But the peace which is peculiar to ourselves we enjoy now with God by faith, and shall hereafter enjoy eternally with Him by sight. But the peace which we enjoy in this life, whether common to all or peculiar to ourselves, is rather the solace of our misery than the positive enjoyment of felicity. Our very righteousness, too, though true in so far as it has respect to the true good, is yet in this life of such a kind that it consists rather in the remission of sins than in the perfecting of virtues. Witness the prayer of the whole city of God in its pilgrim state, for it cries to God by the mouth of all its members, "Forgive us our debts as we forgive our debtors." Matthew 6:12 And this prayer is efficacious not for those whose faith is "without works and dead," James 2:17 but for those whose faith "works by love." Galatians 5:6 For as reason, though subjected to God, is yet "pressed down by the corruptible body," Wisdom 9:15 so long as it is in this mortal condition, it has not perfect authority over vice, and therefore this prayer is needed by the righteous. For though it exercises authority, the vices do not submit without a struggle. For however well one maintains the conflict, and however thoroughly he has subdued these enemies, there steals in some evil thing, which, if it does not find ready expression in act, slips out by the lips, or insinuates itself into the thought; and therefore his peace is not full so long as he is at war with his vices.

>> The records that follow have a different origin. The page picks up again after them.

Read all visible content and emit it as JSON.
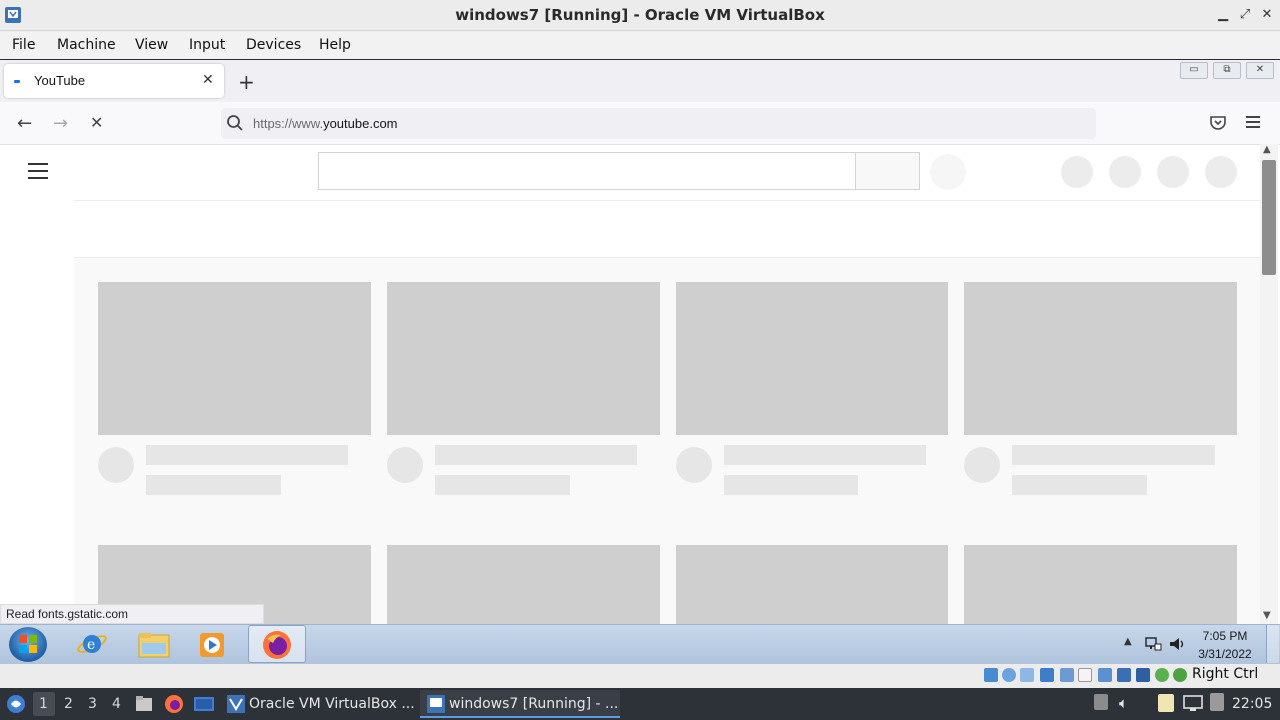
{
  "vbox": {
    "title": "windows7 [Running] - Oracle VM VirtualBox",
    "menu": [
      "File",
      "Machine",
      "View",
      "Input",
      "Devices",
      "Help"
    ],
    "host_key": "Right Ctrl"
  },
  "firefox": {
    "tab_title": "YouTube",
    "url_scheme": "https://www.",
    "url_host": "youtube.com",
    "status_text": "Read fonts.gstatic.com"
  },
  "windows_taskbar": {
    "time": "7:05 PM",
    "date": "3/31/2022"
  },
  "host_panel": {
    "workspaces": [
      "1",
      "2",
      "3",
      "4"
    ],
    "tasks": [
      "Oracle VM VirtualBox ...",
      "windows7 [Running] - ..."
    ],
    "clock": "22:05"
  },
  "colors": {
    "accent_blue": "#5e9be6",
    "youtube_skeleton": "#cfcfcf"
  }
}
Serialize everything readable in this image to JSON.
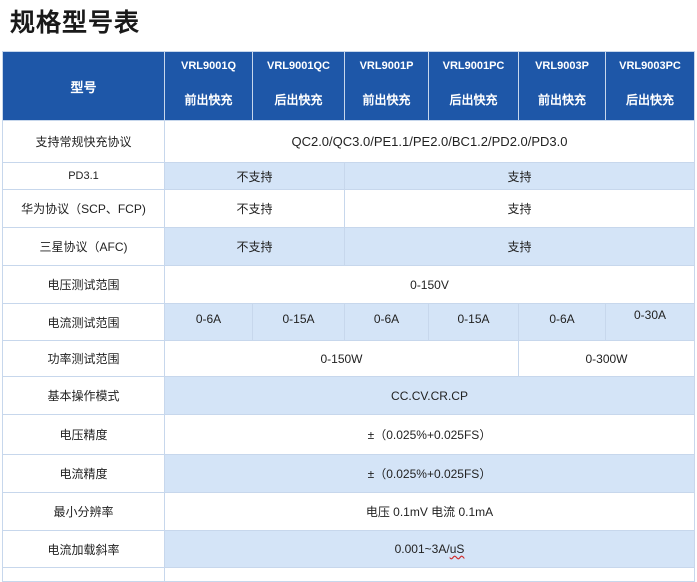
{
  "title": "规格型号表",
  "header": {
    "model_label": "型号",
    "models": [
      {
        "name": "VRL9001Q",
        "type": "前出快充"
      },
      {
        "name": "VRL9001QC",
        "type": "后出快充"
      },
      {
        "name": "VRL9001P",
        "type": "前出快充"
      },
      {
        "name": "VRL9001PC",
        "type": "后出快充"
      },
      {
        "name": "VRL9003P",
        "type": "前出快充"
      },
      {
        "name": "VRL9003PC",
        "type": "后出快充"
      }
    ]
  },
  "rows": {
    "protocol": {
      "label": "支持常规快充协议",
      "value": "QC2.0/QC3.0/PE1.1/PE2.0/BC1.2/PD2.0/PD3.0"
    },
    "pd31": {
      "label": "PD3.1",
      "q": "不支持",
      "p": "支持"
    },
    "huawei": {
      "label": "华为协议（SCP、FCP)",
      "q": "不支持",
      "p": "支持"
    },
    "samsung": {
      "label": "三星协议（AFC)",
      "q": "不支持",
      "p": "支持"
    },
    "voltage_range": {
      "label": "电压测试范围",
      "value": "0-150V"
    },
    "current_range": {
      "label": "电流测试范围",
      "values": [
        "0-6A",
        "0-15A",
        "0-6A",
        "0-15A",
        "0-6A",
        "0-30A"
      ]
    },
    "power_range": {
      "label": "功率测试范围",
      "v9001": "0-150W",
      "v9003": "0-300W"
    },
    "modes": {
      "label": "基本操作模式",
      "value": "CC.CV.CR.CP"
    },
    "voltage_accuracy": {
      "label": "电压精度",
      "value": "±（0.025%+0.025FS）"
    },
    "current_accuracy": {
      "label": "电流精度",
      "value": "±（0.025%+0.025FS）"
    },
    "resolution": {
      "label": "最小分辨率",
      "value": "电压 0.1mV 电流 0.1mA"
    },
    "slew_rate": {
      "label": "电流加载斜率",
      "value_main": "0.001~3A/",
      "value_unit": "uS"
    }
  },
  "colors": {
    "header_bg": "#1e57a8",
    "band_bg": "#d4e4f7",
    "border": "#c7d7ec"
  }
}
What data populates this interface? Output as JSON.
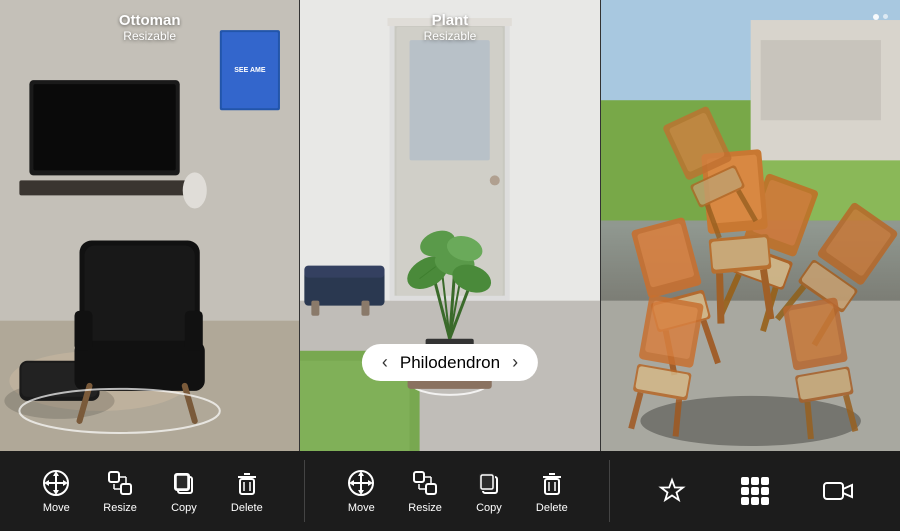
{
  "panels": [
    {
      "id": "panel-1",
      "item_name": "Ottoman",
      "item_subtitle": "Resizable",
      "bg_desc": "living room with TV and chair"
    },
    {
      "id": "panel-2",
      "item_name": "Plant",
      "item_subtitle": "Resizable",
      "selector_label": "Philodendron",
      "selector_prev": "‹",
      "selector_next": "›",
      "bg_desc": "entryway with door"
    },
    {
      "id": "panel-3",
      "bg_desc": "outdoor patio with chairs"
    }
  ],
  "toolbar": {
    "sections": [
      {
        "id": "left",
        "buttons": [
          {
            "id": "move-1",
            "label": "Move",
            "icon": "move"
          },
          {
            "id": "resize-1",
            "label": "Resize",
            "icon": "resize"
          },
          {
            "id": "copy-1",
            "label": "Copy",
            "icon": "copy"
          },
          {
            "id": "delete-1",
            "label": "Delete",
            "icon": "delete"
          }
        ]
      },
      {
        "id": "middle",
        "buttons": [
          {
            "id": "move-2",
            "label": "Move",
            "icon": "move"
          },
          {
            "id": "resize-2",
            "label": "Resize",
            "icon": "resize"
          },
          {
            "id": "copy-2",
            "label": "Copy",
            "icon": "copy"
          },
          {
            "id": "delete-2",
            "label": "Delete",
            "icon": "delete"
          }
        ]
      },
      {
        "id": "right",
        "buttons": [
          {
            "id": "star",
            "label": "",
            "icon": "star"
          },
          {
            "id": "grid",
            "label": "",
            "icon": "grid"
          },
          {
            "id": "video",
            "label": "",
            "icon": "video"
          }
        ]
      }
    ]
  }
}
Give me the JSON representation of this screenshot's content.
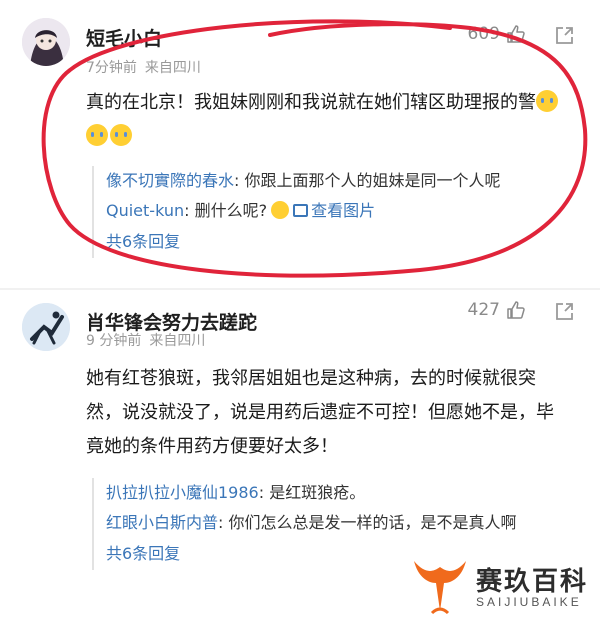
{
  "comments": [
    {
      "username": "短毛小白",
      "time": "7分钟前",
      "location": "来自四川",
      "likes": "609",
      "text": "真的在北京！我姐妹刚刚和我说就在她们辖区助理报的警",
      "replies": [
        {
          "author": "像不切實際的春水",
          "text": ": 你跟上面那个人的姐妹是同一个人呢"
        },
        {
          "author": "Quiet-kun",
          "text": ": 删什么呢?",
          "image_link": "查看图片"
        }
      ],
      "more": "共6条回复"
    },
    {
      "username": "肖华锋会努力去蹉跎",
      "time": "9 分钟前",
      "location": "来自四川",
      "likes": "427",
      "text": "她有红苍狼斑，我邻居姐姐也是这种病，去的时候就很突然，说没就没了，说是用药后遗症不可控！但愿她不是，毕竟她的条件用药方便要好太多！",
      "replies": [
        {
          "author": "扒拉扒拉小魔仙1986",
          "text": ": 是红斑狼疮。"
        },
        {
          "author": "红眼小白斯内普",
          "text": ": 你们怎么总是发一样的话，是不是真人啊"
        }
      ],
      "more": "共6条回复"
    }
  ],
  "watermark": {
    "title": "赛玖百科",
    "subtitle": "SAIJIUBAIKE"
  },
  "colors": {
    "link": "#3b76b8",
    "annotation": "#e0243a",
    "watermark_orange": "#f06a1c"
  }
}
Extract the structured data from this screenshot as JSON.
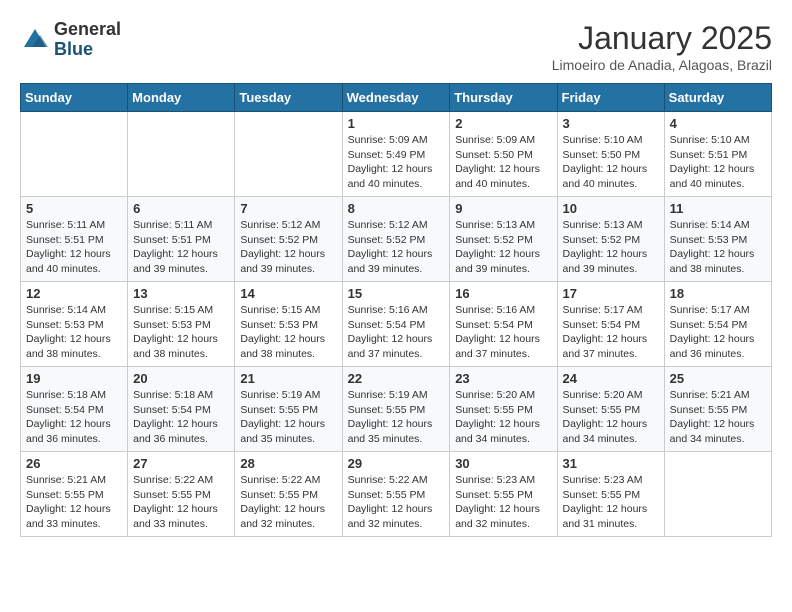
{
  "header": {
    "logo_general": "General",
    "logo_blue": "Blue",
    "month_title": "January 2025",
    "subtitle": "Limoeiro de Anadia, Alagoas, Brazil"
  },
  "weekdays": [
    "Sunday",
    "Monday",
    "Tuesday",
    "Wednesday",
    "Thursday",
    "Friday",
    "Saturday"
  ],
  "weeks": [
    [
      {
        "day": "",
        "info": ""
      },
      {
        "day": "",
        "info": ""
      },
      {
        "day": "",
        "info": ""
      },
      {
        "day": "1",
        "info": "Sunrise: 5:09 AM\nSunset: 5:49 PM\nDaylight: 12 hours\nand 40 minutes."
      },
      {
        "day": "2",
        "info": "Sunrise: 5:09 AM\nSunset: 5:50 PM\nDaylight: 12 hours\nand 40 minutes."
      },
      {
        "day": "3",
        "info": "Sunrise: 5:10 AM\nSunset: 5:50 PM\nDaylight: 12 hours\nand 40 minutes."
      },
      {
        "day": "4",
        "info": "Sunrise: 5:10 AM\nSunset: 5:51 PM\nDaylight: 12 hours\nand 40 minutes."
      }
    ],
    [
      {
        "day": "5",
        "info": "Sunrise: 5:11 AM\nSunset: 5:51 PM\nDaylight: 12 hours\nand 40 minutes."
      },
      {
        "day": "6",
        "info": "Sunrise: 5:11 AM\nSunset: 5:51 PM\nDaylight: 12 hours\nand 39 minutes."
      },
      {
        "day": "7",
        "info": "Sunrise: 5:12 AM\nSunset: 5:52 PM\nDaylight: 12 hours\nand 39 minutes."
      },
      {
        "day": "8",
        "info": "Sunrise: 5:12 AM\nSunset: 5:52 PM\nDaylight: 12 hours\nand 39 minutes."
      },
      {
        "day": "9",
        "info": "Sunrise: 5:13 AM\nSunset: 5:52 PM\nDaylight: 12 hours\nand 39 minutes."
      },
      {
        "day": "10",
        "info": "Sunrise: 5:13 AM\nSunset: 5:52 PM\nDaylight: 12 hours\nand 39 minutes."
      },
      {
        "day": "11",
        "info": "Sunrise: 5:14 AM\nSunset: 5:53 PM\nDaylight: 12 hours\nand 38 minutes."
      }
    ],
    [
      {
        "day": "12",
        "info": "Sunrise: 5:14 AM\nSunset: 5:53 PM\nDaylight: 12 hours\nand 38 minutes."
      },
      {
        "day": "13",
        "info": "Sunrise: 5:15 AM\nSunset: 5:53 PM\nDaylight: 12 hours\nand 38 minutes."
      },
      {
        "day": "14",
        "info": "Sunrise: 5:15 AM\nSunset: 5:53 PM\nDaylight: 12 hours\nand 38 minutes."
      },
      {
        "day": "15",
        "info": "Sunrise: 5:16 AM\nSunset: 5:54 PM\nDaylight: 12 hours\nand 37 minutes."
      },
      {
        "day": "16",
        "info": "Sunrise: 5:16 AM\nSunset: 5:54 PM\nDaylight: 12 hours\nand 37 minutes."
      },
      {
        "day": "17",
        "info": "Sunrise: 5:17 AM\nSunset: 5:54 PM\nDaylight: 12 hours\nand 37 minutes."
      },
      {
        "day": "18",
        "info": "Sunrise: 5:17 AM\nSunset: 5:54 PM\nDaylight: 12 hours\nand 36 minutes."
      }
    ],
    [
      {
        "day": "19",
        "info": "Sunrise: 5:18 AM\nSunset: 5:54 PM\nDaylight: 12 hours\nand 36 minutes."
      },
      {
        "day": "20",
        "info": "Sunrise: 5:18 AM\nSunset: 5:54 PM\nDaylight: 12 hours\nand 36 minutes."
      },
      {
        "day": "21",
        "info": "Sunrise: 5:19 AM\nSunset: 5:55 PM\nDaylight: 12 hours\nand 35 minutes."
      },
      {
        "day": "22",
        "info": "Sunrise: 5:19 AM\nSunset: 5:55 PM\nDaylight: 12 hours\nand 35 minutes."
      },
      {
        "day": "23",
        "info": "Sunrise: 5:20 AM\nSunset: 5:55 PM\nDaylight: 12 hours\nand 34 minutes."
      },
      {
        "day": "24",
        "info": "Sunrise: 5:20 AM\nSunset: 5:55 PM\nDaylight: 12 hours\nand 34 minutes."
      },
      {
        "day": "25",
        "info": "Sunrise: 5:21 AM\nSunset: 5:55 PM\nDaylight: 12 hours\nand 34 minutes."
      }
    ],
    [
      {
        "day": "26",
        "info": "Sunrise: 5:21 AM\nSunset: 5:55 PM\nDaylight: 12 hours\nand 33 minutes."
      },
      {
        "day": "27",
        "info": "Sunrise: 5:22 AM\nSunset: 5:55 PM\nDaylight: 12 hours\nand 33 minutes."
      },
      {
        "day": "28",
        "info": "Sunrise: 5:22 AM\nSunset: 5:55 PM\nDaylight: 12 hours\nand 32 minutes."
      },
      {
        "day": "29",
        "info": "Sunrise: 5:22 AM\nSunset: 5:55 PM\nDaylight: 12 hours\nand 32 minutes."
      },
      {
        "day": "30",
        "info": "Sunrise: 5:23 AM\nSunset: 5:55 PM\nDaylight: 12 hours\nand 32 minutes."
      },
      {
        "day": "31",
        "info": "Sunrise: 5:23 AM\nSunset: 5:55 PM\nDaylight: 12 hours\nand 31 minutes."
      },
      {
        "day": "",
        "info": ""
      }
    ]
  ]
}
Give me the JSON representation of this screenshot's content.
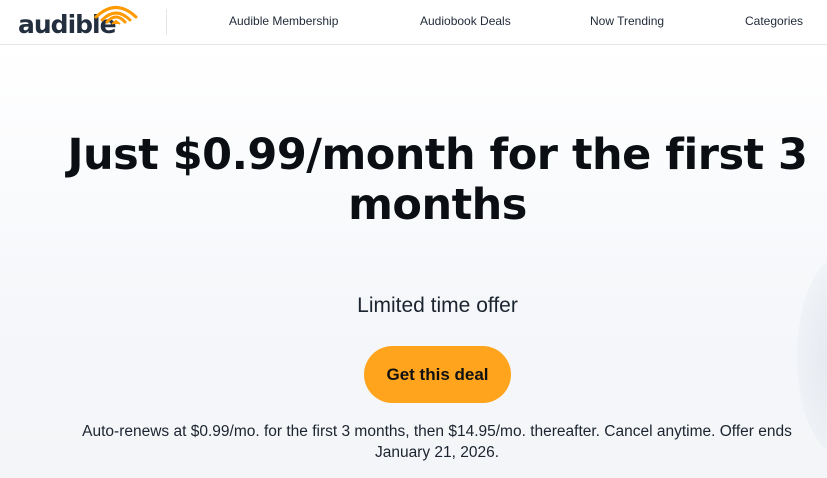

For it is a doubtful conflict he wages with those that resist, and his victory over those that are defeated is not secure, but full of anxiety and effort. Amidst these temptations, therefore, of all which it has been summarily said in the divine oracles, "Is not human life upon earth a temptation?" Job 7:1 who but a proud man can presume that he so lives that he has no need to say to God, "Forgive us our debts?" And such a man is not great, but swollen and puffed up with vanity, and is justly resisted by Him who abundantly gives grace to the humble. Whence it is said, "God resists the proud, but gives grace to the humble." In this, then, consists the righteousness of a man, that he submit himself to God, his body to his soul, and his vices, even when they rebel, to his reason, which either defeats or at least resists them; and also that he beg from God grace to do his duty, and the pardon of his sins, and that he render to God thanks for all the blessings he receives. But, in that final peace to which all our righteousness has reference, and for the sake of which it is maintained, as our nature shall enjoy a sound immortality and incorruption, and shall have no more vices, and as we shall experience no resistance either from ourselves or from others, it will not be necessary that reason should rule vices which no longer exist, but God shall rule the man, and the soul shall rule the body, with a sweetness and facility suitable to the felicity of a life which is done with bondage. And this condition shall there be eternal, and we shall be assured of its eternity; and thus the peace of this blessedness and the blessedness of this peace shall be the supreme good.